Brief: Take every line in the entries that includes the word "codigo" and copy it.
=====
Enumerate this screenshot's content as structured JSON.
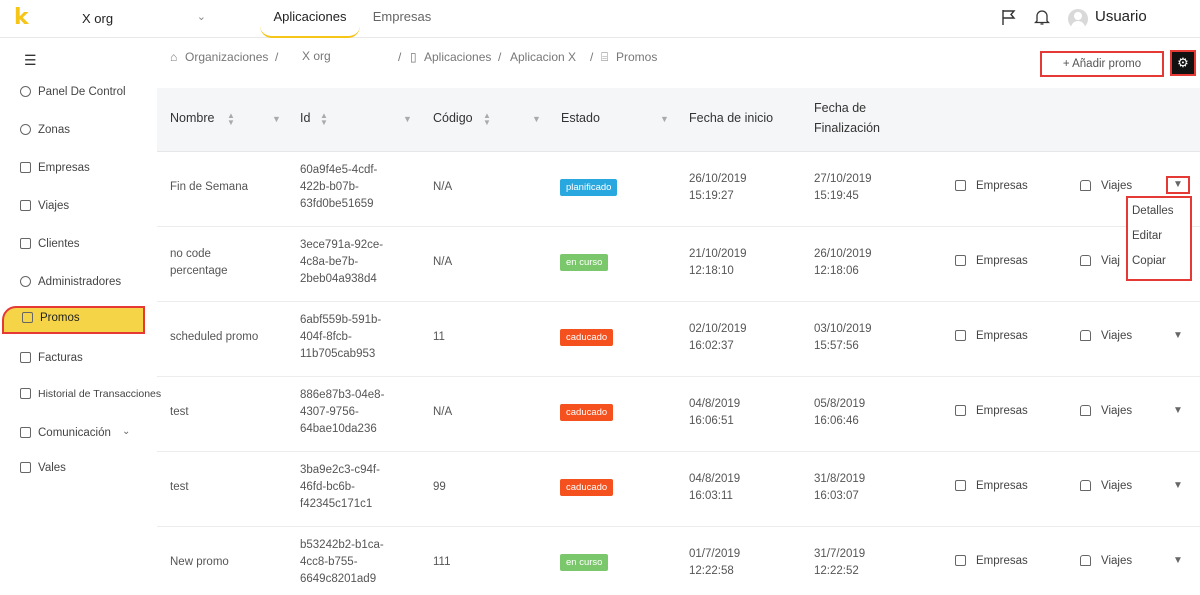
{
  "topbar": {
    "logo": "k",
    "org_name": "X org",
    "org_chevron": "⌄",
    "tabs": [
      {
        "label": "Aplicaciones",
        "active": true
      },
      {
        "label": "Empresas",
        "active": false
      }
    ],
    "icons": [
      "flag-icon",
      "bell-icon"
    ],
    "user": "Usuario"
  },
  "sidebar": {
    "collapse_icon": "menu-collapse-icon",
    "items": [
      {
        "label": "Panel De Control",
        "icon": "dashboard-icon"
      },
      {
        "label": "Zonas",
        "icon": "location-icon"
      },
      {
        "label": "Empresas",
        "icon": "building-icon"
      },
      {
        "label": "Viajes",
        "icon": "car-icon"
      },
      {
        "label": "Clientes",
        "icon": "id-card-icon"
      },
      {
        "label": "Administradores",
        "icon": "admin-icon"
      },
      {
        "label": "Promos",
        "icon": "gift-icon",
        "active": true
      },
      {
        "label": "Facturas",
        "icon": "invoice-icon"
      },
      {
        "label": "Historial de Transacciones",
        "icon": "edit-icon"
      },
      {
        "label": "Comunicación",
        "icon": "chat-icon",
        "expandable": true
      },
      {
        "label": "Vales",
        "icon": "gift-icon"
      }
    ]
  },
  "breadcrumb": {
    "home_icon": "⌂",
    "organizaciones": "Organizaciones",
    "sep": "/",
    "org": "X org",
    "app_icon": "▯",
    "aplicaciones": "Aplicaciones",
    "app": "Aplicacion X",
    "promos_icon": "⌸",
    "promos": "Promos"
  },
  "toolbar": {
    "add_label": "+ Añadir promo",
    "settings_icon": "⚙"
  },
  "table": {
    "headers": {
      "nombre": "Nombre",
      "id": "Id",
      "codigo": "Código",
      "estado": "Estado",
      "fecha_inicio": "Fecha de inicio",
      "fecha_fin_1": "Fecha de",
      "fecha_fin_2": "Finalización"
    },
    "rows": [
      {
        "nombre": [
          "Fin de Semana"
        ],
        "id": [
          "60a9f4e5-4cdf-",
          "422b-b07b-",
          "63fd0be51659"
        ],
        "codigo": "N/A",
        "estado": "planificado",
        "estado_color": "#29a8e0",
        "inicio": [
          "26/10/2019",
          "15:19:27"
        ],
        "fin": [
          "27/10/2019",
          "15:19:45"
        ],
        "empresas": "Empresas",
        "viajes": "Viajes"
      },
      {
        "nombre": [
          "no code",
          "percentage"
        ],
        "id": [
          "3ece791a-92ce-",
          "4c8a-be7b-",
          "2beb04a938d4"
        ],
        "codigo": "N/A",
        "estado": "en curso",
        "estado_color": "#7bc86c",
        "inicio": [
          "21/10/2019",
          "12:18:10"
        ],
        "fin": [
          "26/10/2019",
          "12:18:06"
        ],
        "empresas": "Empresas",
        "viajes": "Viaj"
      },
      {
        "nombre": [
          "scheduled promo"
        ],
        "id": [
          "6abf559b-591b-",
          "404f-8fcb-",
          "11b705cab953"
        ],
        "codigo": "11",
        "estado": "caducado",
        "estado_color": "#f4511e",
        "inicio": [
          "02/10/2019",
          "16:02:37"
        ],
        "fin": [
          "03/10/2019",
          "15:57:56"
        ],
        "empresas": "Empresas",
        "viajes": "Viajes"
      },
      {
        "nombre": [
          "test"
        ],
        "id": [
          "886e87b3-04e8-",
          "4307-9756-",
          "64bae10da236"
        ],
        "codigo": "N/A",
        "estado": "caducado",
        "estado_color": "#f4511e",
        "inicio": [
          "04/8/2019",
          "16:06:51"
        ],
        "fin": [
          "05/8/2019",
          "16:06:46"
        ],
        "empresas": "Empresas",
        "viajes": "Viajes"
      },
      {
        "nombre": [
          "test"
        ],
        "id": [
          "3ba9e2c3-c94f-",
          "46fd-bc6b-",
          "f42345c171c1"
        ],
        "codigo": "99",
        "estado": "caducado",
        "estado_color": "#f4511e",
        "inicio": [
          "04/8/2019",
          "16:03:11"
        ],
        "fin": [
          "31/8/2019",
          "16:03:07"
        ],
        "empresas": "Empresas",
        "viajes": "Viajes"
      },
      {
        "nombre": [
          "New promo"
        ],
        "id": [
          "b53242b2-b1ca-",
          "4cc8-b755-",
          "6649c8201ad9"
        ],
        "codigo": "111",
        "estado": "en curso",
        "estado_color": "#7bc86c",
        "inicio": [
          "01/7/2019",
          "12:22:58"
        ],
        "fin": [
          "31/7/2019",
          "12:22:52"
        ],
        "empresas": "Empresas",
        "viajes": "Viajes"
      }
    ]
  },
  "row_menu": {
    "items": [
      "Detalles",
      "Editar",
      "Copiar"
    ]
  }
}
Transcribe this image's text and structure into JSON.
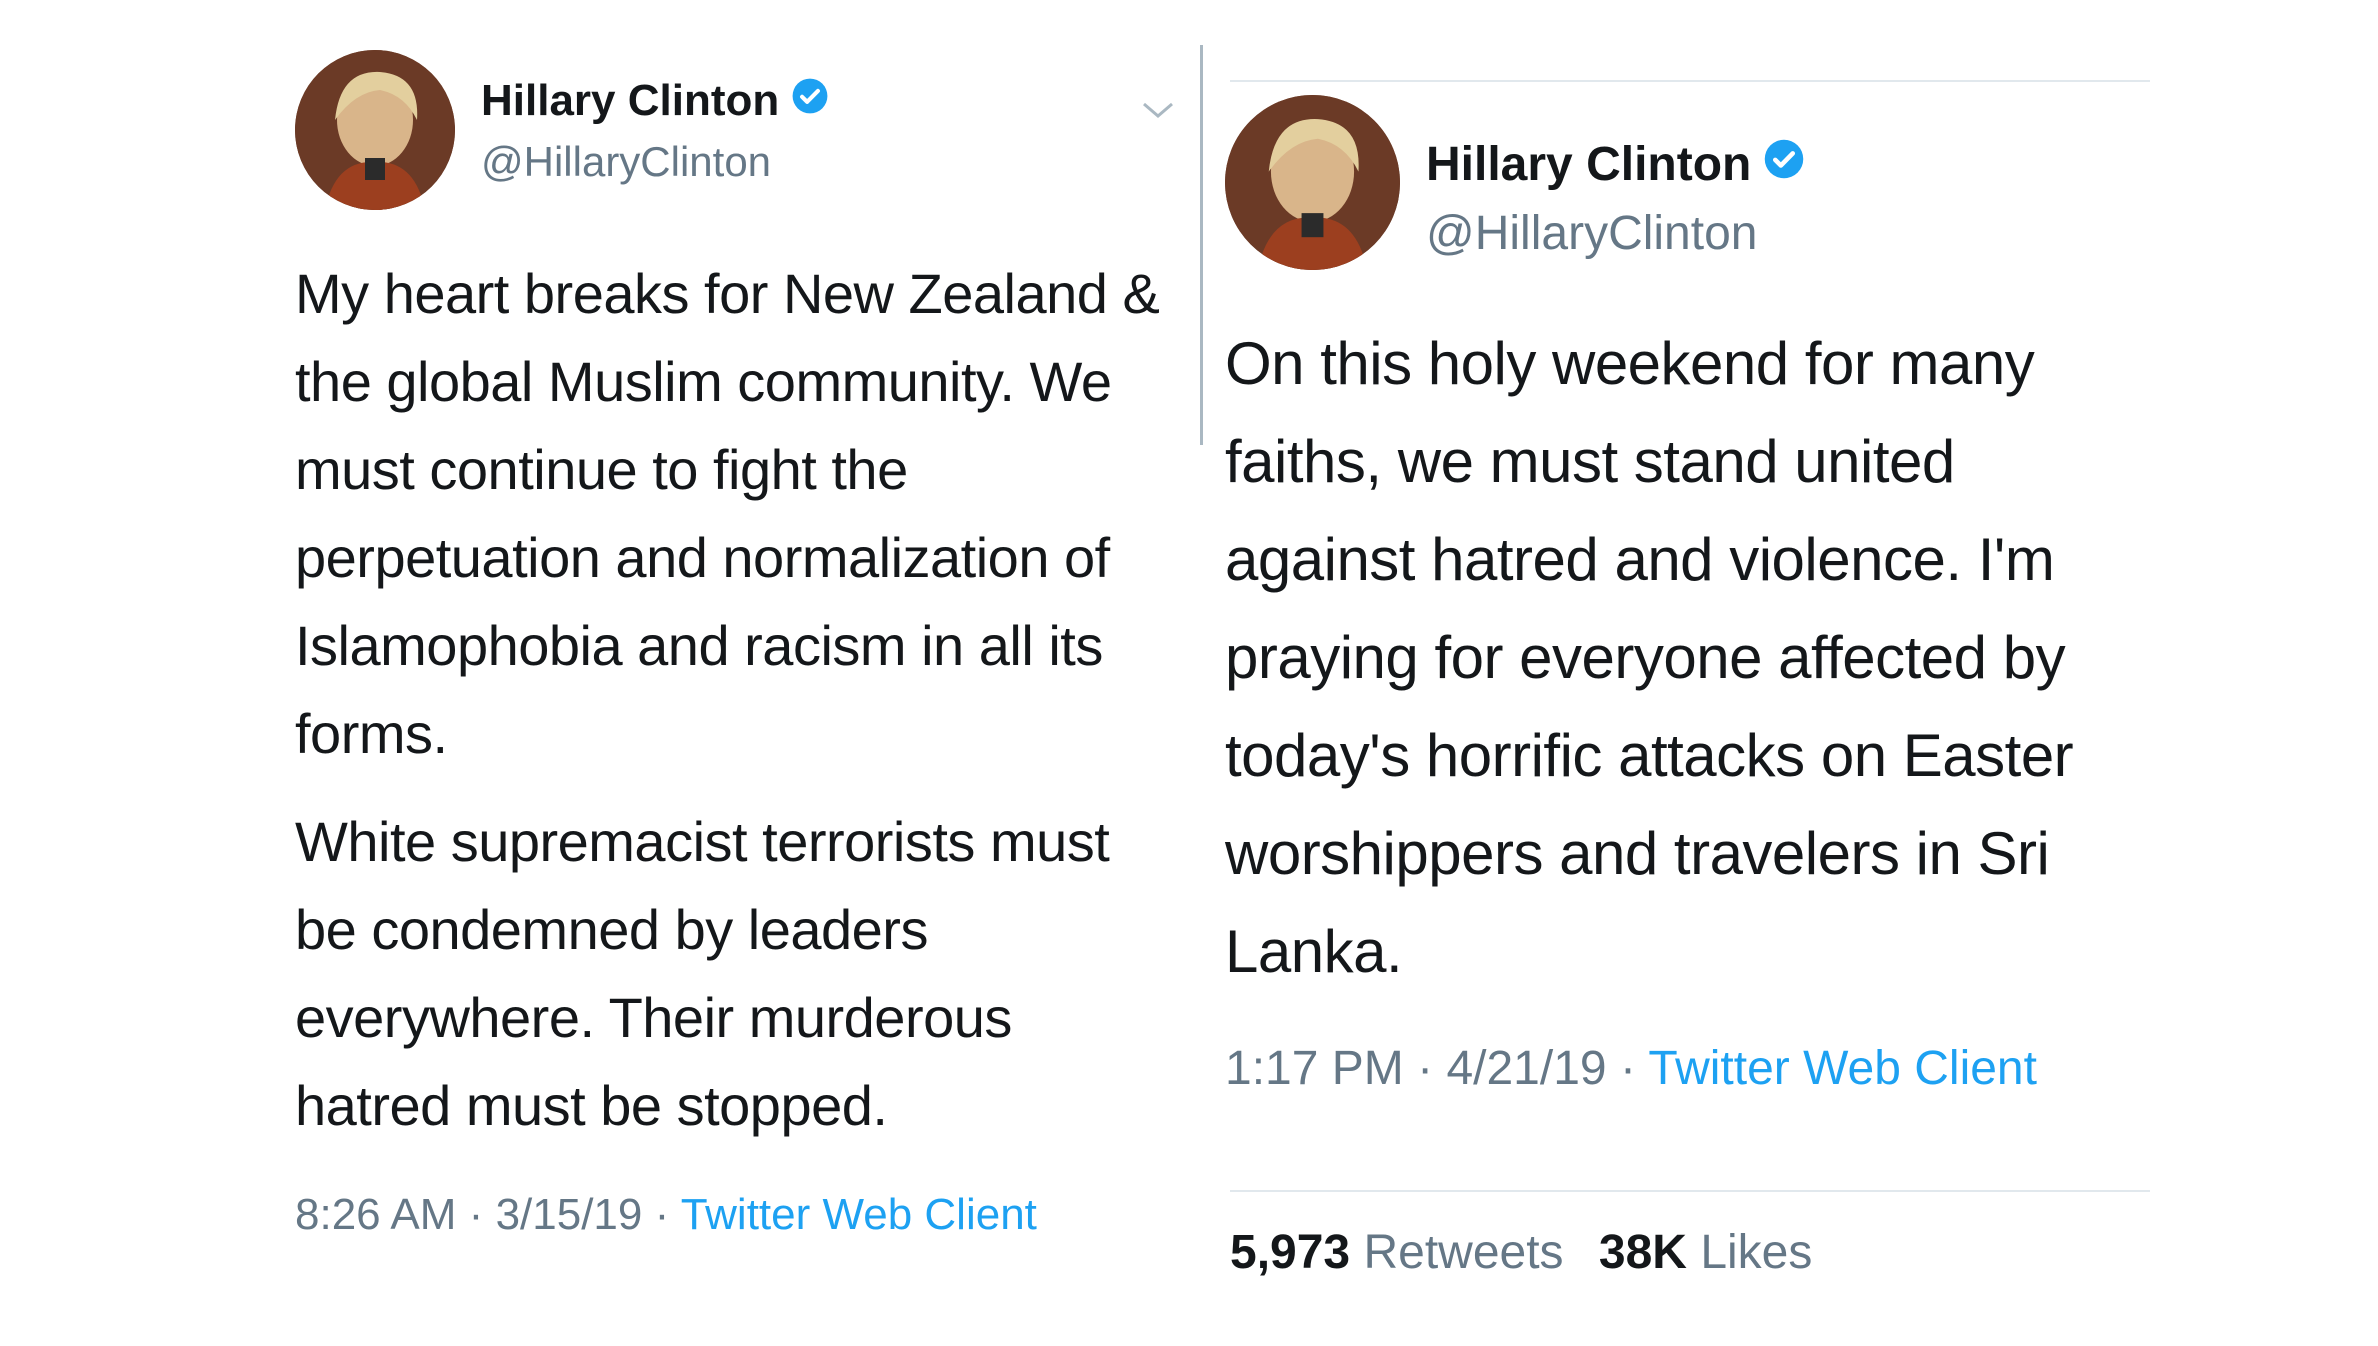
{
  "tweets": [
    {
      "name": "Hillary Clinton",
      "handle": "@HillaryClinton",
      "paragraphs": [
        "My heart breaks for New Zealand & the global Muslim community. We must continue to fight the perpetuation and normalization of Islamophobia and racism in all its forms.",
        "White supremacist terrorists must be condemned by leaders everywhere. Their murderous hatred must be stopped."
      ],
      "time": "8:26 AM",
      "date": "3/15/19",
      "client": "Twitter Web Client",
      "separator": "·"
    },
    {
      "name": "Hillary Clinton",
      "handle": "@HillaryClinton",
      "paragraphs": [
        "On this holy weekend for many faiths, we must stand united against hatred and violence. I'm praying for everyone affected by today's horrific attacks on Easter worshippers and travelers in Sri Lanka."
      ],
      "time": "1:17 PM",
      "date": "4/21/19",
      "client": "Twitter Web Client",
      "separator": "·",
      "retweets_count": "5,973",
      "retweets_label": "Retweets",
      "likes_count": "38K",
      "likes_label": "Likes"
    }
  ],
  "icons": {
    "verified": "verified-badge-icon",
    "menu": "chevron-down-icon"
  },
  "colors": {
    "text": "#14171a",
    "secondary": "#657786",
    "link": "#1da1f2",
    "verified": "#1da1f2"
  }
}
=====
Answer to this task:
      "codigo": "Código",
        "codigo": "N/A",
        "codigo": "N/A",
        "codigo": "11",
        "codigo": "N/A",
        "codigo": "99",
        "codigo": "111",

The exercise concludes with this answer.